Rotogravure and Wide-Web Flexographic Printing
What You Need to Know To Comply

December 1997

If you own or operate a publication rotogravure or package-product rotogravure and wide-web flexographic printing operation, the Clean Air Act amendments of 1990 have targeted your business for special requirements.

Because printing processes can result in emission of Hazardous Air Pollutants (HAPs) from process materials such as inks, new requirements include:


The 1990 Clean Air Act directs the U.S. Environmental Protection Agency (EPA) to regulate emissions into the air of 189 toxic chemicals. To control emissions of these chemicals, the EPA issues National Emission Standards for Hazardous Air Pollutants (NESHAPs).

On May 30, 1996, the EPA finalized a rule covering air emissions of Hazardous Air Pollutants (HAPs) from publication rotogravure, package-product rotogravure and wide-web flexographic printing and publishing. This regulation targets printing and publishing because HAPs are emitted during use of many printing process materials.

If your facility has the potential to emit 10 tons of any one HAP or 25 tons of any combination of HAPs, then your company is considered a major source and must comply with the NESHAP. Reducing your emissions below these levels can eliminate the need to comply with this standard (see emission reduction opportunities below). However, if compliance with this NESHAP is unavoidable, then existing printers and pubishers must be in compliance by May 30, 1999. New operations must be in compliance at start-up.

The basic requirements of the regulation are:

The rule allows you to use control equipment, substitute non-HAP materials for HAP-containing materials, or a combination of both to achieve compliance. Contact your state's Small Business Assistance Program representative (listed below) or the air quality authority in your local area to determine all of the specific requirements under this rule. The following table describes emission limits:

Process Emission Limits Other Requirements
Publication Rotogravure Control 92 percent of organic HAPs from all activities Initial performance testing and monthly monitoring of control equipment required
Product Rotogravure, Wide-Web Flexography Two options:
1. Control 95 percent of organic HAPs to a maximum of 0.2 kilograms per kilogram of solids applied

2. Control 95 percent of organic HAPs to a maximum of 0.4 kilograms per kilogram of materials applied

Limits are an average figure for a group of commonly controlled presses.


Additional requirements of the NESHAP are listed below:

Demonstrating Compliance

    Most compliance demonstrations for materials must be performed monthly, but control devices must be monitored more frequently, some even continuously. For package-product rotogravure and wide-web flexography, an exemption level of 500 kilograms of material and/or 400 kilograms of HAP-containing material per month has been established for incidental printing and ancillary printing equipment. These exemptions provide relief for facilities that use only a small amount of HAP-containing products.

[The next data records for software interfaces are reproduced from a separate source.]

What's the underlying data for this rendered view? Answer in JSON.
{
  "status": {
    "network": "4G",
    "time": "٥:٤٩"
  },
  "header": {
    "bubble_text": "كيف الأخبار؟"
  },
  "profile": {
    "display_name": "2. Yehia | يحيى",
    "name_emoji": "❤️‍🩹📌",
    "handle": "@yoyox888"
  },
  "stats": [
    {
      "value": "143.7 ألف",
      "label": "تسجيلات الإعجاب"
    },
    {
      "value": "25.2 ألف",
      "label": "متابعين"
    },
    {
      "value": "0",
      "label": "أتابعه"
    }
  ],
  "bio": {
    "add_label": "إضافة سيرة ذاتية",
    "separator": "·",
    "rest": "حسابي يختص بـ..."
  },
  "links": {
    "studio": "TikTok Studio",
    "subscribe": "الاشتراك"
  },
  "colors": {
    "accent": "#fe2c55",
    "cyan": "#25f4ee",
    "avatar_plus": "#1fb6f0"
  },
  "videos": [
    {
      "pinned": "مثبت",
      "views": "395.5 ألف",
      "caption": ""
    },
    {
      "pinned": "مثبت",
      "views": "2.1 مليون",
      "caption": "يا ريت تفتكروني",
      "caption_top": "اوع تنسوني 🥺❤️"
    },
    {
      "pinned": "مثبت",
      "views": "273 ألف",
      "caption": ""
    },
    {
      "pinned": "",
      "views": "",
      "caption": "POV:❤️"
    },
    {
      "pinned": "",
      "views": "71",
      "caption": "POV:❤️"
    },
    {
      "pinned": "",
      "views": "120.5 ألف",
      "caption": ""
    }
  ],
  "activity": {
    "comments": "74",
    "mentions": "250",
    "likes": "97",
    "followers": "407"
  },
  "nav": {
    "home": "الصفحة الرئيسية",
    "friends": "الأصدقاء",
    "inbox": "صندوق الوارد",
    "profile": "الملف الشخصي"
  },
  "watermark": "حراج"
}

    Records must be kept for a minimum of five years on:


    An initial notification to the regulating agency is required under this rule and the following reports must also be submitted:



A small business can take advantage of pollution prevention opportunities in order to minimize its regulatory compliance requirements. This is especially important in reducing your company’s emission levels below the thresholds established for major sources of Hazardous Air Pollutants. If you fall below the thresholds you will not have to comply with the requirements of this rule.


Water-Based Inks

One of the most important emissions reduction opportunities a printer and/or publisher can do is to use water-based inks. The following is a brief analysis of cost and technical issues surrounding water-based inks:

Emissions Reduction Benefits: 1) Few or no emissions of volatile organic compounds found in HAP-containing materials, or worker exposure to alcohol; 2) Allows replacement of solvent-based cleaners and fountain solutions with safer substitutes.

Operational Advantages: 1) Holds color and viscosity longer during press runs, 2) More coverage per pound of ink, 3) Reduces need for make-up solvent during printing.

Operational Disadvantages: 1) Requires more frequent equipment cleaning, 2) Is less forgiving of equipment imperfections, 3) May cause paper curl.

Costs: 1) May require new capital equipment and greater energy use, 2) Will reduce hazardous waste disposal and liability costs.

Product Quality: Similar quality with new equipment; low ink gloss on porous substrates.



Through each state in the Northwest, non-regulatory assistance is available for small businesses with air quality questions. The purpose of these programs is to:

• explain the air quality rules and recommend ways to comply;
• provide free, on-site technical assistance visits;
• help businesses estimate their air pollution emissions;
• refer businesses to needed resources; and
• provide information on potential sources of financing for compliance requirements.

For free, non-regulatory assistance and referrals, contact PPRC.

Produced by the Pacific Northwest Pollution Prevention Resource Center, 513 First Ave. West, Seattle, WA 98119
phone: 206-352-2050, fax: 206-352-2049, e-mail: office@pprc.org, WWW address: http://www.pprc.org

A joint project of the Small Business Assistance Programs in Alaska, Idaho, Oregon and Washington and funded by a grant from the U.S. Environmental Protection Agency.

This fact sheet is intended for general reference only; it is not a complete statement of the technical or legal requirements associated with this regulation.